4. Alterations in the assessment of body weight and silhouette: Distortion of the Body Image.
5. In girls, loss of three consecutive menstrual cycles. A woman is considered to have amenorrhea if her periods only occur after the administration of hormones (ex. Estrogens).
Bulimic subtype: During the period of AN the person presents recurrent episodes of overeating.
Restrictive Subtype: During the AN period the person does NOT present recurrent episodes of overeating.

Bulimia Nervosa (DSM-IV):

1. Repetitive episodes of compulsive overeating (binge eating).
A binge is characterized by:
to. Eating for a period of time (for example, for two hours) an amount of food that is greater than what most people would eat during a similar period of time and under similar circumstances.
b. Feeling of lack of control over your intake during the binge episode (for example, feeling that you are not able to stop eating or control the amount you are eating).
2. Feelings of lack of control and guilt in relation to bingeing.
3. Inappropriate recurrent behaviors to compensate and prevent weight gain after binge eating episodes such as vomiting, use of laxatives, increased physical exercise or fasting.
4. An average of 2 episodes of voracious eating per week for a minimum of 3 months.
5. Self-esteem excessively influenced by weight and silhouette.
6. The disorder does not occur exclusively during episodes of AN.

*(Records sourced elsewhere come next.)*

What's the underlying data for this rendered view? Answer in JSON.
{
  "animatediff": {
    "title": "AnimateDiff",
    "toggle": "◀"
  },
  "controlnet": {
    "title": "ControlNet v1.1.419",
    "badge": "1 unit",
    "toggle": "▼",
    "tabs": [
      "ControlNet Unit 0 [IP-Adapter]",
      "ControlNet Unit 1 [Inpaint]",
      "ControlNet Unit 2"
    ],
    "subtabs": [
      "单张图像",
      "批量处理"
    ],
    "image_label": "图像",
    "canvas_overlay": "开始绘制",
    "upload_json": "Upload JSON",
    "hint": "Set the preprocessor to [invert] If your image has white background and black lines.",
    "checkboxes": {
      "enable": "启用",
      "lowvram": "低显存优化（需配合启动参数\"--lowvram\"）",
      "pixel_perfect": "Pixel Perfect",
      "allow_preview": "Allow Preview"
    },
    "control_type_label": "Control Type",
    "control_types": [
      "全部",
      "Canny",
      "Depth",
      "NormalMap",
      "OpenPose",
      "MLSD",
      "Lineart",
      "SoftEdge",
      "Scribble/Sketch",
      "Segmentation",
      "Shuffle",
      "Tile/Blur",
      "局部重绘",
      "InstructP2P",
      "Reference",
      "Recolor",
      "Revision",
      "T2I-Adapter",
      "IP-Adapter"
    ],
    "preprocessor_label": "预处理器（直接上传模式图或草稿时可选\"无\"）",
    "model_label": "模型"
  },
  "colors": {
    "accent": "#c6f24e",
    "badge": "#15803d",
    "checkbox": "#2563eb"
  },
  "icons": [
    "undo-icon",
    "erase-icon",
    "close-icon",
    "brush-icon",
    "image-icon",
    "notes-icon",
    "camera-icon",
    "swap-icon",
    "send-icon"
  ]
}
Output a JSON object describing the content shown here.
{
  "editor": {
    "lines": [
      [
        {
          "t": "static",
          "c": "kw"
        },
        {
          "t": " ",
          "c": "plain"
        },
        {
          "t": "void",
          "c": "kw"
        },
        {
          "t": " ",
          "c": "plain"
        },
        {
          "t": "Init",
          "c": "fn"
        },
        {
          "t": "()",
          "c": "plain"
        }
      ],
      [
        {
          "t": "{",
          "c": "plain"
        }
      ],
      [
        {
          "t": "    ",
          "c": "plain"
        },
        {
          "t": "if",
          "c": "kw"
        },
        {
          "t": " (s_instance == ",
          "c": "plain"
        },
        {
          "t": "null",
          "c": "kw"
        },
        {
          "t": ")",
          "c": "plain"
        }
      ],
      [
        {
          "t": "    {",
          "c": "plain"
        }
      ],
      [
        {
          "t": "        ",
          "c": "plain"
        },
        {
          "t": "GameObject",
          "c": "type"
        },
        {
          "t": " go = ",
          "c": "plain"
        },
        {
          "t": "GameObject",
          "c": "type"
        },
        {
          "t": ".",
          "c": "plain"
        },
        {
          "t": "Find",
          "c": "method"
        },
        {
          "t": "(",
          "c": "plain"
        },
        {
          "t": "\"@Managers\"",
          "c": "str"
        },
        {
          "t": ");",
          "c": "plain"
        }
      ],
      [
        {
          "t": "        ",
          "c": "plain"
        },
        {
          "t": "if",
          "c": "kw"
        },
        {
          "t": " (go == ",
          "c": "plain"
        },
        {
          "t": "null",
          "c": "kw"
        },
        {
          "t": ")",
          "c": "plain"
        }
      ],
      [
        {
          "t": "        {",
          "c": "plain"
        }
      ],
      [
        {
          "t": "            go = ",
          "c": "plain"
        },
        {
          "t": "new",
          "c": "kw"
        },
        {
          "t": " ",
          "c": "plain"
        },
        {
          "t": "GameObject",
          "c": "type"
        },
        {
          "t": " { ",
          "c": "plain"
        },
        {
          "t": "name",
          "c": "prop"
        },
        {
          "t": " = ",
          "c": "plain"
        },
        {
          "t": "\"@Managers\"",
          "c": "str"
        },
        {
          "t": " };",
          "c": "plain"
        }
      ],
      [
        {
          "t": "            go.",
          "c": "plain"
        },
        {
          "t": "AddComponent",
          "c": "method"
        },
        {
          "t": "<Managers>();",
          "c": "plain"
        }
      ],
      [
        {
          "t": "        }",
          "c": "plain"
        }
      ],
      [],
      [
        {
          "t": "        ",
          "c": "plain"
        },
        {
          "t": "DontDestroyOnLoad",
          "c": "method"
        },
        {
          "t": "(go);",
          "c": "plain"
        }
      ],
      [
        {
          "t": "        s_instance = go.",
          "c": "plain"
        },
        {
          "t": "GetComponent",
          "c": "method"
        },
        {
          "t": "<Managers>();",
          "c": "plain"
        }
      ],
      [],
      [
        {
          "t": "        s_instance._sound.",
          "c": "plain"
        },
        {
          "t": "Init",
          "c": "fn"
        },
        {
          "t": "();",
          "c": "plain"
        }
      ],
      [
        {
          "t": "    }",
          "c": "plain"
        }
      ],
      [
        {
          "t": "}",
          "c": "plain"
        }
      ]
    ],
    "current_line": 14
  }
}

Purgative type: The person usually self-induces vomiting or abuses laxatives and / or diuretics to prevent weight gain.
Non-purgative type: The person uses other compensatory, non-purgative behaviors such as fasting or excessive exercise but does not induce vomiting or abuse laxatives and / or diuretics.

Binge eating disorder (DSM-IV)

1. Repetitive episodes of compulsive overeating (binge eating).
A binge is characterized by:
to. Eating over a period of time (for example, two hours) an amount of food that is greater than what most people would eat during a similar period of time and under similar circumstances.
b. Feeling of lack of control over your intake during the binge episode (for example, feeling that you are not able to stop eating or control the amount you are eating).
2. Binge eating is associated with three (or more) of the following symptoms:
to. I eat much faster than normal.
b. Eating until you feel unpleasantly full.
c. Eating large amounts of food despite not being hungry.
d. Eating alone to hide their voracity.
and. Feeling uncomfortable with yourself, depression, or great guilt after the binge.
3. Deep discomfort when remembering binge eating.
4. An average of 2 episodes of voracious eating per week for a minimum of 6 months.
5. Binge eating is not associated with inappropriate compensatory behaviors (eg, purging, fasting, excessive physical exercise) and does not occur exclusively in the course of anorexia nervosa or bulimia nervosa.